Dear Lunch Ladies:
I am Seiji, a ten-year-old in Omuro Sensei’s class. I am writing to you about our lunch closing time. Please extend the time for selling lunch so that the fifth graders who come late to lunch will still get food. I have a few reasons for this.
If a kid comes late to the cafeteria there will be no lunch for him. He will either starve, or beg for food from other people, which isn’t very polite. In other words, if he did get lunch he would be eating well and his parents won’t have to be concerned about him starving. If he tells his mom about that he had to starve at school with no food, she would then make his food every day so then you wouldn’t get as much money as before and your profit would go down.
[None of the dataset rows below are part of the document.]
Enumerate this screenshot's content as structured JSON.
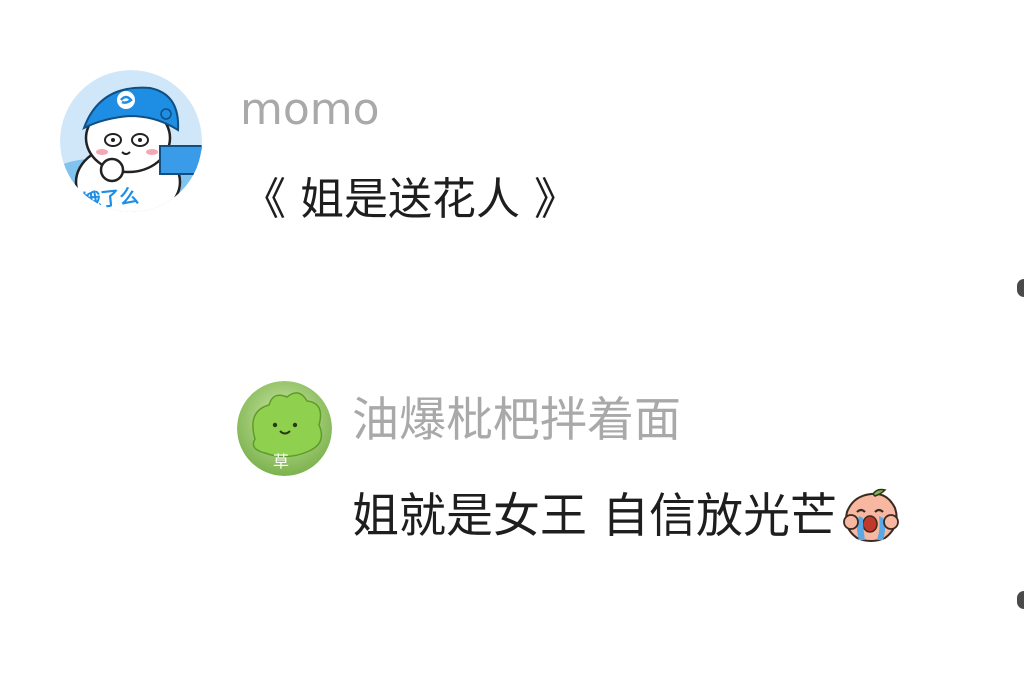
{
  "comments": [
    {
      "username": "momo",
      "text": "《 姐是送花人 》",
      "avatar": {
        "description": "cartoon-cat-avatar",
        "badge_text": "饿了么",
        "bg_color": "#7fc3ee",
        "accent_color": "#1e8ee5"
      }
    },
    {
      "username": "油爆枇杷拌着面",
      "text": "姐就是女王 自信放光芒",
      "emoji": "crying-peach-emoji",
      "avatar": {
        "description": "green-cabbage-avatar",
        "badge_text": "草",
        "bg_color": "#8bc34a"
      }
    }
  ]
}
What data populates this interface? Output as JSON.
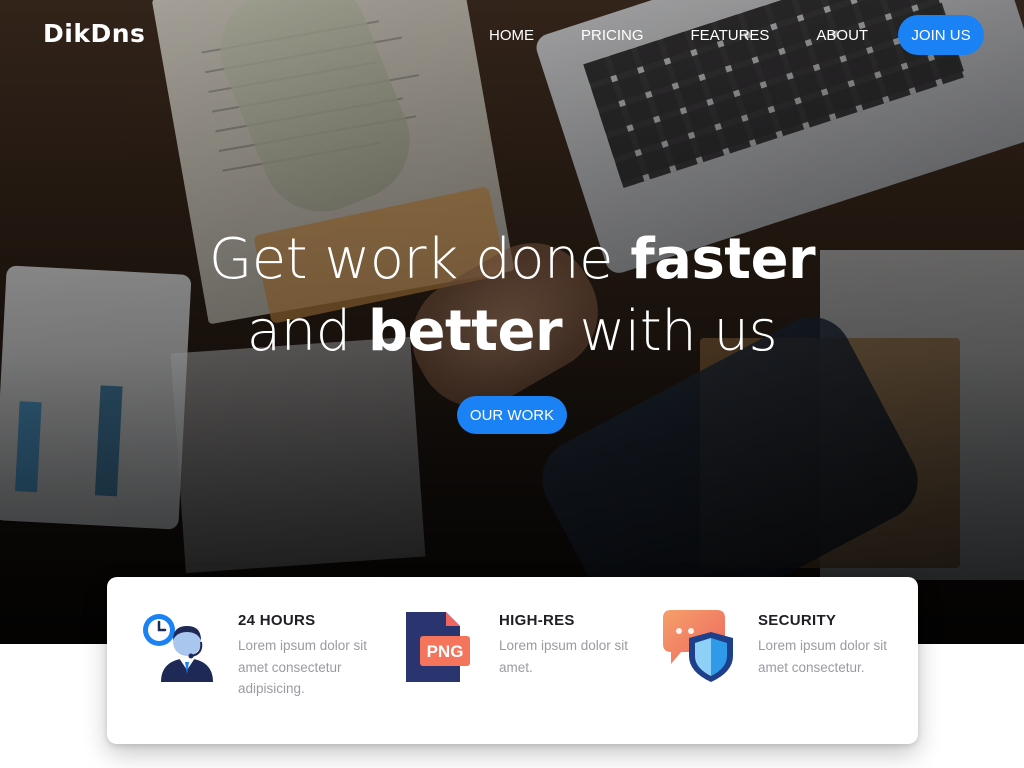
{
  "brand": {
    "name": "DikDns"
  },
  "nav": {
    "items": [
      "HOME",
      "PRICING",
      "FEATURES",
      "ABOUT"
    ],
    "join_label": "JOIN US"
  },
  "hero": {
    "line1_light": "Get work done ",
    "line1_bold": "faster",
    "line2_light_a": "and ",
    "line2_bold": "better",
    "line2_light_b": " with us",
    "cta_label": "OUR WORK"
  },
  "features": [
    {
      "title": "24 HOURS",
      "desc": "Lorem ipsum dolor sit amet consectetur adipisicing.",
      "icon": "support-agent-clock-icon"
    },
    {
      "title": "HIGH-RES",
      "desc": "Lorem ipsum dolor sit amet.",
      "icon": "png-file-icon",
      "icon_text": "PNG"
    },
    {
      "title": "SECURITY",
      "desc": "Lorem ipsum dolor sit amet consectetur.",
      "icon": "shield-chat-icon"
    }
  ],
  "colors": {
    "accent": "#1a82f5",
    "title": "#1e1e24",
    "muted": "#9a9aa2"
  }
}
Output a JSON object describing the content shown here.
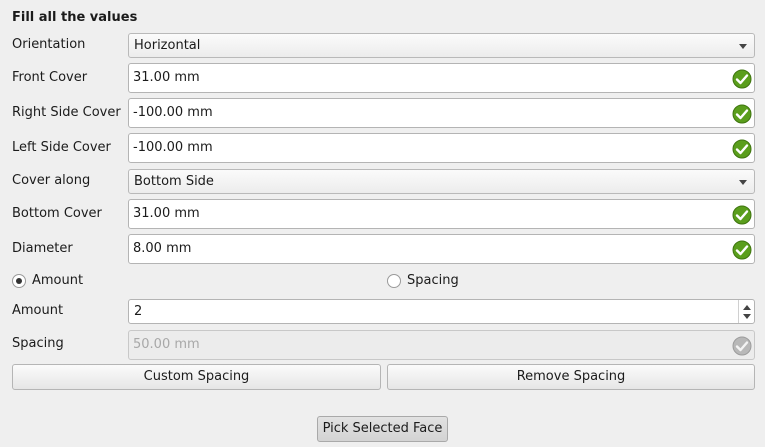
{
  "section_title": "Fill all the values",
  "orientation": {
    "label": "Orientation",
    "value": "Horizontal"
  },
  "front_cover": {
    "label": "Front Cover",
    "value": "31.00 mm"
  },
  "right_side_cover": {
    "label": "Right Side Cover",
    "value": "-100.00 mm"
  },
  "left_side_cover": {
    "label": "Left Side Cover",
    "value": "-100.00 mm"
  },
  "cover_along": {
    "label": "Cover along",
    "value": "Bottom Side"
  },
  "bottom_cover": {
    "label": "Bottom Cover",
    "value": "31.00 mm"
  },
  "diameter": {
    "label": "Diameter",
    "value": "8.00 mm"
  },
  "mode": {
    "amount_label": "Amount",
    "spacing_label": "Spacing",
    "selected": "Amount"
  },
  "amount": {
    "label": "Amount",
    "value": "2"
  },
  "spacing": {
    "label": "Spacing",
    "value": "50.00 mm",
    "enabled": false
  },
  "buttons": {
    "custom_spacing": "Custom Spacing",
    "remove_spacing": "Remove Spacing",
    "pick_selected_face": "Pick Selected Face"
  },
  "colors": {
    "valid_check": "#5a9e1c",
    "disabled_check": "#b8b8b8",
    "background": "#efefef"
  }
}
Another reason is that if he doesn’t get enough food he will not have the energy he needs to study in class. And if he does not pay attention in class he will have to ask the teacher too many questions and will get in trouble with the teacher for not listening, which is not fair because he just didn’t get enough lunch. If he doesn’t listen or notice, he will not know how to do his assignment and would have to call a friend to ask questions. This would probably annoy his friend, especially if there are a lot of questions.
Finally, a student without enough food wouldn’t have the energy to finish his homework. He would either complain to his mom, who may be tired from work, that he’s hungry or just stay up late doing homework. Or he might have to do most of his homework in the morning, especially if he has a lot of activities like sports or music like I do. The next day in school, he would be tired and in P.E. he would try as little as an ant to do the activities, which would affect his grade if this cycle continues daily.
I know that extending lunch may cost the time and extra money. However, the food left over could be eaten by you, or can be put in the refrigerator and be used for another day. This way you can keep the profit, and may save time and money because the food is already cooked.
Again, please take this seriously and extend your time for selling lunch for the good of our grades, energy, and stomachs. Thank you for your time in reading this letter and again, please consider this suggestion as a way to keep the money going.
Epilogue: Seiji's friend, whose parents own a restaurant, wrote a similar letter addressing the quality of the cafeteria's food. If the children are our future, we're in good hands.